- Exercises you can do at home – calf raises (find a step to use), glute bridge, plank, squats, lunges, press ups, sit ups, russian twists, burpees, jumping jacks, mountain climbers, tricep dips, lateral leg raisers, (reverse) cobra, bear crawl, wall sit, single leg deadlift, sit to stand, elbow to knee and many more

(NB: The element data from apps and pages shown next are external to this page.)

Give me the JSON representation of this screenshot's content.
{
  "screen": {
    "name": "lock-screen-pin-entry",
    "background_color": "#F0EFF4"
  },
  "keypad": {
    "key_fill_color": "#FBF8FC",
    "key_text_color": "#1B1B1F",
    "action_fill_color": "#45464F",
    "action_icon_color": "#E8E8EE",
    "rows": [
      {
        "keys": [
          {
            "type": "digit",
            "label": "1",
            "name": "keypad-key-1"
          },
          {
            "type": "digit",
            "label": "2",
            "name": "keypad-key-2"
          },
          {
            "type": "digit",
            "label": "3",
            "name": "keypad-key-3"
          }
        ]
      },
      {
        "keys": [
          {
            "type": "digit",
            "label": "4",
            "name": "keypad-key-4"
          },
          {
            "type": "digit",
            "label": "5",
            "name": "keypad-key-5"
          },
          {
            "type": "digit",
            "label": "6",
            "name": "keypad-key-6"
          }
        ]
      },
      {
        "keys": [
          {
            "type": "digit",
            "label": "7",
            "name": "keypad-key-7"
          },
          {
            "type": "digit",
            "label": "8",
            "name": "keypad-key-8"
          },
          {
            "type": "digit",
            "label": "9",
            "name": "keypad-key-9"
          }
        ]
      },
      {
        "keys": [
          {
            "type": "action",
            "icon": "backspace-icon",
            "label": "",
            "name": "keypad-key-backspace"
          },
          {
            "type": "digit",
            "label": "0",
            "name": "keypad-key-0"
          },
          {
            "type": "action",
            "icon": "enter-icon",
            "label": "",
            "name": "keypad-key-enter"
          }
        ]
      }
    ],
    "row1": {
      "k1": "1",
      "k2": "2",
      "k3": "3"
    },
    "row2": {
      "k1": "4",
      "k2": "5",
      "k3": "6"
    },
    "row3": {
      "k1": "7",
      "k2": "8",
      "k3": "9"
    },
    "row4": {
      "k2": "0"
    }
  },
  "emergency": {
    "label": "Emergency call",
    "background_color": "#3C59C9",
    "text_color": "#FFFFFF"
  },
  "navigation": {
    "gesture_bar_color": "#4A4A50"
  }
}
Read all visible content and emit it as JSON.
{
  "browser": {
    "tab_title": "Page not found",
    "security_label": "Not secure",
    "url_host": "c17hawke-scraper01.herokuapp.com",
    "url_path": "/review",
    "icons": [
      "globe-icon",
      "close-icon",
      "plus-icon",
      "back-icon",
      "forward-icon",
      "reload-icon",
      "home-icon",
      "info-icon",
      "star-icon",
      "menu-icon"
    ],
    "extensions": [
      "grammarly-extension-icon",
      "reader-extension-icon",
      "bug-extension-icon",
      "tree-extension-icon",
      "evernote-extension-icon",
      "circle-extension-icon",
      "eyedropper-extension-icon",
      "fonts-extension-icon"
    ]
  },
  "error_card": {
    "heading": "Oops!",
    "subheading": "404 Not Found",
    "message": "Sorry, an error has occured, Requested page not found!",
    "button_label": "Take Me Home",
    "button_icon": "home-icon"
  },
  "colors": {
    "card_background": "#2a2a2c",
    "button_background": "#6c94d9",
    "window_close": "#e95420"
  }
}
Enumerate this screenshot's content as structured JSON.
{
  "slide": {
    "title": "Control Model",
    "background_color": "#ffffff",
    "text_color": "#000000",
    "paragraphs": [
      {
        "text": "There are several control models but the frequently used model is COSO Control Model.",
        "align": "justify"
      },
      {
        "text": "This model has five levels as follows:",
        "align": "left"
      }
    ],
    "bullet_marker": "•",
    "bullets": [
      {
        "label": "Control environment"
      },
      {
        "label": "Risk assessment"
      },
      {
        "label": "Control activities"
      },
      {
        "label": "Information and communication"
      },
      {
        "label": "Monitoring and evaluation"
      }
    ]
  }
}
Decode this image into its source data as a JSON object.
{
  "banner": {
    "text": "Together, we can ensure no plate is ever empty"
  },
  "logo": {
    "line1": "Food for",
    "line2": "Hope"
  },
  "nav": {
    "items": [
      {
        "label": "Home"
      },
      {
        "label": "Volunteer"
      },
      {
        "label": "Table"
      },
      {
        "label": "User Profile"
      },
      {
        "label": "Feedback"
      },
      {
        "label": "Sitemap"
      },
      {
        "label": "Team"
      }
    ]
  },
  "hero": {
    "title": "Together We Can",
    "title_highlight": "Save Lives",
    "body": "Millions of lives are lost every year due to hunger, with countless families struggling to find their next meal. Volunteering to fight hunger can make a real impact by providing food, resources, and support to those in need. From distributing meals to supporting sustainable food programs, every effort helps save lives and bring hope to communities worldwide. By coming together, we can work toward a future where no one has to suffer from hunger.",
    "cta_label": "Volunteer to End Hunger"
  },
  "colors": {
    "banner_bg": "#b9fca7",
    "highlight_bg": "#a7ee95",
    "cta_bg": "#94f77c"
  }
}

- Don’t binge – We all like to treat ourselves around Christmas but it’s all about portion control. Research has found that the average person will consume around 3000 calories in their Christmas dinner alone! That’s more than the recommended consumption for a grown man! Aim to chew each mouthful around 20 times and place your knife and fork on the table between mouthfuls. This will enable you to eat slow and therefore eat less before you feel full as your body has time to react to the food consumption and tell you when it’s full. Reducing your portion size is key to maintaining your body weight over Christmas
- Cravings – When you experience a craving for junk food it’s actually your body wanting carbs. Find yourself a nice piece of fruit – maybe a banana or orange and wait 20 minutes. Once the 20 minutes is up you should feel your craving significantly reduce or completely disappear. Have you ever scoffed down loads of chocolate and then regret it 20 minutes later? It’s because you need to provide your body with enough time to digest the food
- Try to avoid consuming too much alcohol – An average bottle of wine contains around 1000 calories (half of the daily recommended allowance for women and equates to a medium McDonalds meal!). Therefore if you were to consume 3000 calories in your Christmas dinner and 1000 calories from your wine, already you’re double the female recommended allowance!
- Sleep – Make sure you keep on top of your sleeping routine. If you start to reduce your sleeping hours your body will think it wants more calories when in actual fact it just wants sleep! Remember to aim for at least 6-8 hours each night.